Scientists have begun using satellites that can produce high-resolution imagery in an effort to monitor whale strandings from space, according to an investigation by the British Antarctic Survey and four Chilean research institutes.
They believe a new technique for analyzing satellite images could revolutionize how stranded whales are detected in remote places.
In 2015, more than 340 whales were involved in a mass stranding in a remote region of southern Chile. Evidence of the stranding wasn’t discovered for several weeks due to the inaccessible nature of the area on the Chilean coast — with aerial and boat surveys assessing the extent of the damage several months after it was discovered, according to the study published in Plos One journals.
Skeleton of a young Sei whale ( Balaenoptera borealis ) ( Kike Calvo via AP Images )
“The aerial survey was done on a huge scale and was very impressive, but it’s possible some of the carcasses got washed back out to sea in storms and simply weren’t counted. The 343 number was only ever a best estimate,” BAS whale expert Dr Jennifer Jackson told the BBC.
Because of the delay, many of the whales went missing and their decomposed bodies made it hard for scientists to determine how they died. One satellite image counted several fewer whales than the original aerial photo and substantially more in the second picture taken, possibly alluding to the fact many had washed away by the time the non-satellite aerial photos were taken.
They say the use of satellites could make the discovery effort in finding whale strandings more efficient and less costly. They also believe it will inform scientists of information they weren’t able to see before with planes and boats, according to the investigation.
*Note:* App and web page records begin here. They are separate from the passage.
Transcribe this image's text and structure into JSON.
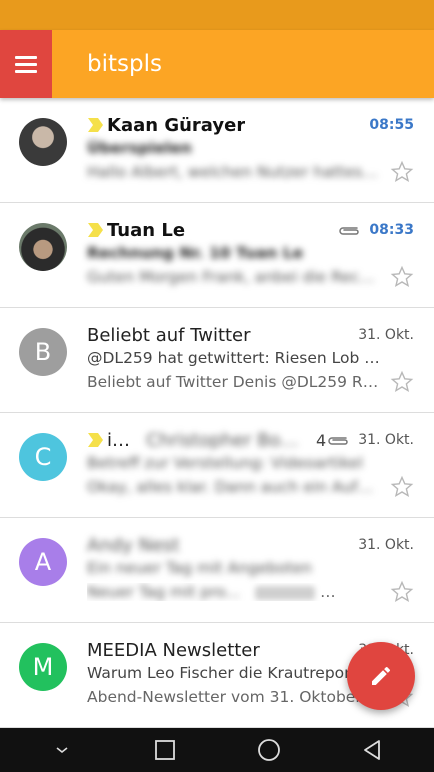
{
  "app": {
    "title": "bitspls"
  },
  "colors": {
    "accent": "#fca524",
    "status_bar": "#e89a1c",
    "menu": "#e0463f",
    "fab": "#e0453f",
    "unread_date": "#3b78c8"
  },
  "emails": [
    {
      "sender": "Kaan Gürayer",
      "subject": "Überspielen",
      "preview": "Hallo Albert, welchen Nutzer hattest du mit dem...",
      "date": "08:55",
      "unread": true,
      "important": true,
      "attachment": false,
      "avatar": "photo"
    },
    {
      "sender": "Tuan Le",
      "subject": "Rechnung Nr. 10 Tuan Le",
      "preview": "Guten Morgen Frank, anbei die Rechnung...",
      "date": "08:33",
      "unread": true,
      "important": true,
      "attachment": true,
      "avatar": "photo"
    },
    {
      "sender": "Beliebt auf Twitter",
      "subject": "@DL259 hat getwittert: Riesen Lob an ...",
      "preview": "Beliebt auf Twitter Denis @DL259 Riesen ...",
      "date": "31. Okt.",
      "unread": false,
      "important": false,
      "attachment": false,
      "avatar_letter": "B",
      "avatar_color": "#9e9e9e"
    },
    {
      "sender_visible": "ich,",
      "sender_blurred": "Christopher Bobel",
      "count": "4",
      "subject": "Betreff zur Verstellung: Videoartikel",
      "preview": "Okay, alles klar. Dann auch ein Aufnehmen...",
      "date": "31. Okt.",
      "unread": false,
      "important": true,
      "attachment": true,
      "avatar_letter": "C",
      "avatar_color": "#4ec5de"
    },
    {
      "sender": "Andy Nest",
      "subject": "Ein neuer Tag mit Angeboten",
      "preview": "Neuer Tag mit pro...",
      "date": "31. Okt.",
      "unread": false,
      "important": false,
      "attachment": false,
      "avatar_letter": "A",
      "avatar_color": "#a87ee9"
    },
    {
      "sender": "MEEDIA Newsletter",
      "subject": "Warum Leo Fischer die Krautreporter ...",
      "preview": "Abend-Newsletter vom 31. Oktober 2014",
      "date": "31. Okt.",
      "unread": false,
      "important": false,
      "attachment": false,
      "avatar_letter": "M",
      "avatar_color": "#22c15e"
    }
  ],
  "icons": {
    "menu": "hamburger-icon",
    "compose": "pencil-icon",
    "star": "star-outline-icon",
    "attachment": "paperclip-icon",
    "importance": "importance-marker-icon"
  }
}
Our @PLOSONE paper w @PeterTFretwell, @CarlosOlavarra4 & colleagues used high-res satellites to study the biggest baleen #whale mass stranding to date, of >340 sei whales in Chilean Patagonia. Archived images revealed the whales stranded weeks before the stranding was discovered. pic.twitter.com/2So8gB3Go8— Jennifer Jackson (@polarbiome) October 17, 2019
“This is an exciting development in monitoring whales from space,” Dr Peter Fretwell, the lead author at British Antartic Survey, told the BBC. “Now we have a higher resolution ‘window’ on our planet, satellite imagery may be a fast and cost-effective alternative to aerial surveys allowing us to assess the extent of mass whale stranding events, especially in remote and inaccessible areas.”
Researchers detected the whales using Very High Resolution (VHR) satellite images from Maxar Technologies, which they found could identify the shape, size, and color of the whales and even the possible cause of the beaching.
Researchers say that pictures from the WorldView-2 satellite could show features larger than 50cm (19.7 inches) from an altitude of 700km (435 miles). They say due to a whales shape being over 10m (33.8 feet) in length that it could provide a good outline for the animal’s overall shape. Improved satellite imagery technology with a 30cm (11.8 inches) resolution should make the job even easier, according to the study.
When analyzing pictures taken by WorldView-2, researchers manually look for white shapes and sort them by how confident they believe the specific image is a whale, the study added.
“It’s important that we harness human technological advancements to do a better job understanding and protecting the natural world,” Jennifer Jackson, molecular phylogeneticist at the British Antarctic Survey, told Earther.
Hopefully, this new technology allows for a faster and more efficient way of understanding how stranded whales may have died — before weather and natural forces can impact the area and distort their findings.